▸ **Source material**
____________________
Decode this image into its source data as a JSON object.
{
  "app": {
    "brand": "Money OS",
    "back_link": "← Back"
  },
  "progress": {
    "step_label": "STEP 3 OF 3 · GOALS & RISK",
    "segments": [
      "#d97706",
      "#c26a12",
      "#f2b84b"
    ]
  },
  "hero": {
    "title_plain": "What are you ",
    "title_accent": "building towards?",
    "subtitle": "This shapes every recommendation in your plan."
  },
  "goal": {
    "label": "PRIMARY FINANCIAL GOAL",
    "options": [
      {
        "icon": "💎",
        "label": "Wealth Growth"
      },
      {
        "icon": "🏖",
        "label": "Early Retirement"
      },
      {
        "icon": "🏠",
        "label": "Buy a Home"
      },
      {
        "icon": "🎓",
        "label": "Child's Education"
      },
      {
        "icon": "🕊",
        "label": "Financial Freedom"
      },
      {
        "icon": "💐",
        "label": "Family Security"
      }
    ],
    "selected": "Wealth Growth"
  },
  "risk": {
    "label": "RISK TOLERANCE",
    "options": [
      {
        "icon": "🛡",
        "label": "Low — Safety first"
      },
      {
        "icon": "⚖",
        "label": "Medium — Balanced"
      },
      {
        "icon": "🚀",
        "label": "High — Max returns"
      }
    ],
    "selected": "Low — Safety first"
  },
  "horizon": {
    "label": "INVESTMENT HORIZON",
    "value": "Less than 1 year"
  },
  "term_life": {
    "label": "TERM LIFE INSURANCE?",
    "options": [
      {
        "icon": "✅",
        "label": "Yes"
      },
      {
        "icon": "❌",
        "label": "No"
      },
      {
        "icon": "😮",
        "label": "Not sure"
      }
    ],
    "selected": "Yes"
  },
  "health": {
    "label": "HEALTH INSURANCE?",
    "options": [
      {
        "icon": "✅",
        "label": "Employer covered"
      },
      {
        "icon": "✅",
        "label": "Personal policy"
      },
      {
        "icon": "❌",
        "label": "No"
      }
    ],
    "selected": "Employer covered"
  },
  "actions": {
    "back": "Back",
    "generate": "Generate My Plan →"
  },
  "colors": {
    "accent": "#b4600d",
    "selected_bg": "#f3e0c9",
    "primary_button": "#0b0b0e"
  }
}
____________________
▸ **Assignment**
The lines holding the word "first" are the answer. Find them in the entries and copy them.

▸ **Written answer**
        "label": "Low — Safety first"
    "selected": "Low — Safety first"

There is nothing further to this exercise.